[Records contained in a dataset]
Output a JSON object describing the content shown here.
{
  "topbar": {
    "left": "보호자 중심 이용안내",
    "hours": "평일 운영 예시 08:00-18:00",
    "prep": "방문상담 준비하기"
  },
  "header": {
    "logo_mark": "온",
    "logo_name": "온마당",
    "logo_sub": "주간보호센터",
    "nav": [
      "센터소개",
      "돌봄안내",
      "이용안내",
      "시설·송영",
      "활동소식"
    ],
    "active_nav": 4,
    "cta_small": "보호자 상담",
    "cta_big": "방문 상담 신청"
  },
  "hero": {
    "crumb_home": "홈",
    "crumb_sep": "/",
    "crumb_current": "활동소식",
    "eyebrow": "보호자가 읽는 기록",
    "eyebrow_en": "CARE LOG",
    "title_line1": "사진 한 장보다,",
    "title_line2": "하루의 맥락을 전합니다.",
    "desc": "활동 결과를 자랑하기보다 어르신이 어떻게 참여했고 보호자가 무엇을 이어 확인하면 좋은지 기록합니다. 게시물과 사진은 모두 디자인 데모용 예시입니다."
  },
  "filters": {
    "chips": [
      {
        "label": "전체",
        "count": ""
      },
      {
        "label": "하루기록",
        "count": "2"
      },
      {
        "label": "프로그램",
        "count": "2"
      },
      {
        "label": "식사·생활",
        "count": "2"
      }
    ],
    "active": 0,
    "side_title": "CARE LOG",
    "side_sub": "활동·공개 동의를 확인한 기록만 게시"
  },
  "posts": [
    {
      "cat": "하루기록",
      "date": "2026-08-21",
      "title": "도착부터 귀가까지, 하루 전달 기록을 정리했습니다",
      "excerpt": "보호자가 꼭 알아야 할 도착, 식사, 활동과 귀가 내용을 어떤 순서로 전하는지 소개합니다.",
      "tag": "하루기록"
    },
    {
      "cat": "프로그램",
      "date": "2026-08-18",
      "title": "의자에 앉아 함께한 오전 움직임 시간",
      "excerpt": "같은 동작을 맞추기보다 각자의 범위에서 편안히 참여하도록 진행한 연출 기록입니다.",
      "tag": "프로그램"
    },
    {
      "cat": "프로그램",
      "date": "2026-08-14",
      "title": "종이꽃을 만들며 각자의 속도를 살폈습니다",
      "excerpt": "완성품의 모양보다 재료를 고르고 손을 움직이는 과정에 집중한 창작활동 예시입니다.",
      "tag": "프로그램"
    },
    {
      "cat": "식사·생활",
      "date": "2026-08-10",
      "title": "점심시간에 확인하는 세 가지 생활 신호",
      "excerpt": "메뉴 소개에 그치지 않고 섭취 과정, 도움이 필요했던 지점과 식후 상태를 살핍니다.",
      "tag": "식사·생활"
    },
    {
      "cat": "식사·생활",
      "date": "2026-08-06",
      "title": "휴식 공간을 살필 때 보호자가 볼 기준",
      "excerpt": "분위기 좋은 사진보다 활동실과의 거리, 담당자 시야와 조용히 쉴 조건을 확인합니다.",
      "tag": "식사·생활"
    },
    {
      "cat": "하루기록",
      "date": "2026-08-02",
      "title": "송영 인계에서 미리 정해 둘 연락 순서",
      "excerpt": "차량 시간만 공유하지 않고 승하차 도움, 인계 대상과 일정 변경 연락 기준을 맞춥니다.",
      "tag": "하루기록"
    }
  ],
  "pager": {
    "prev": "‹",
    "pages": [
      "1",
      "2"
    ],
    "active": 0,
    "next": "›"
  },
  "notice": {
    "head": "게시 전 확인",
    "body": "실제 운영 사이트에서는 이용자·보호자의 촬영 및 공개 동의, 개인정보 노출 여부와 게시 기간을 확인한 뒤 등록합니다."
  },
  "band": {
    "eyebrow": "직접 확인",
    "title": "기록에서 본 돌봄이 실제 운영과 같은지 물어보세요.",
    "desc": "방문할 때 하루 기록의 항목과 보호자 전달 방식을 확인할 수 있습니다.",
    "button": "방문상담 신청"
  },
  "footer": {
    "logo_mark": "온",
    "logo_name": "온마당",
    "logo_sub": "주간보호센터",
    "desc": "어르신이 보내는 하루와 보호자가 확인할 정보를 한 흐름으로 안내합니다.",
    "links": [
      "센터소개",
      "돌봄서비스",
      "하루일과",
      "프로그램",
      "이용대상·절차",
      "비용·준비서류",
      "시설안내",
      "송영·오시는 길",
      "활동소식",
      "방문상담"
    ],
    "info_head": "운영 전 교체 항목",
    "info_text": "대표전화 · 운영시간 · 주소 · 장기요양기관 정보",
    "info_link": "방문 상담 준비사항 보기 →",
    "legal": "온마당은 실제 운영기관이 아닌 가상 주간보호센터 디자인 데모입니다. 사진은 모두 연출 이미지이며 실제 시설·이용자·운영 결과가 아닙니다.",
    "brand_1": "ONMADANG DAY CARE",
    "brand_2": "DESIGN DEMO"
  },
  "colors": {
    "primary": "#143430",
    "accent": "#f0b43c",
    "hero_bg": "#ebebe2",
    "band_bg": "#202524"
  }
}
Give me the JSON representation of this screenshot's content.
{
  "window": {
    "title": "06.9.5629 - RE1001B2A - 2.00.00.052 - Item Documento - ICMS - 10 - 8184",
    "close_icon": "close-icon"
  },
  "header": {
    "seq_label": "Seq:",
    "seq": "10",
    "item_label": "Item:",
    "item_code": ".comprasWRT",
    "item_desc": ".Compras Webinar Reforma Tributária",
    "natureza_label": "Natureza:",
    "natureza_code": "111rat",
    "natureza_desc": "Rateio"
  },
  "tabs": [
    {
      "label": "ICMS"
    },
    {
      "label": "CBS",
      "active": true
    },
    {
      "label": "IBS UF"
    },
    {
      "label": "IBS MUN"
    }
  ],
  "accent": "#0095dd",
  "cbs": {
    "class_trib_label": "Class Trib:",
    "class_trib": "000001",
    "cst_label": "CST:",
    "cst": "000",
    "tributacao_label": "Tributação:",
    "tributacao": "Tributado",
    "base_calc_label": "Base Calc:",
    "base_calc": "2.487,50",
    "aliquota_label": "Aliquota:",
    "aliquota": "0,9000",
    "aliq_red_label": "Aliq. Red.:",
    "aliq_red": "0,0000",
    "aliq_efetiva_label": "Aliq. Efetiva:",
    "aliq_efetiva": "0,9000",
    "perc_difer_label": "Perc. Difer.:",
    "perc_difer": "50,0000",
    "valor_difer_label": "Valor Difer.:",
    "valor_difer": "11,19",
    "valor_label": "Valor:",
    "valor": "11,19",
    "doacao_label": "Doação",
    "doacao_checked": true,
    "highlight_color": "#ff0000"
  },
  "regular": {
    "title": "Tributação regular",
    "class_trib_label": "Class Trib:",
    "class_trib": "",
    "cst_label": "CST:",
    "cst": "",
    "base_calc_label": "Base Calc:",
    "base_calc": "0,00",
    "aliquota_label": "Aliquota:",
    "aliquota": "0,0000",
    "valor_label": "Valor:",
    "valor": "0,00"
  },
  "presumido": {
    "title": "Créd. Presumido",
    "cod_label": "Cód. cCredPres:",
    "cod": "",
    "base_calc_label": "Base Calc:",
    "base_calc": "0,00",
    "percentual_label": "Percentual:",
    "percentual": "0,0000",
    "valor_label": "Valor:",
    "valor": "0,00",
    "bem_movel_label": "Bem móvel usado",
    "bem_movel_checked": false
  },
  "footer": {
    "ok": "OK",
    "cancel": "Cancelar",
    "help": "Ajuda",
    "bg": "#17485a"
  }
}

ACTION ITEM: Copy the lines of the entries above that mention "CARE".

RESPONSE:
    "eyebrow_en": "CARE LOG",
    "side_title": "CARE LOG",
    "brand_1": "ONMADANG DAY CARE",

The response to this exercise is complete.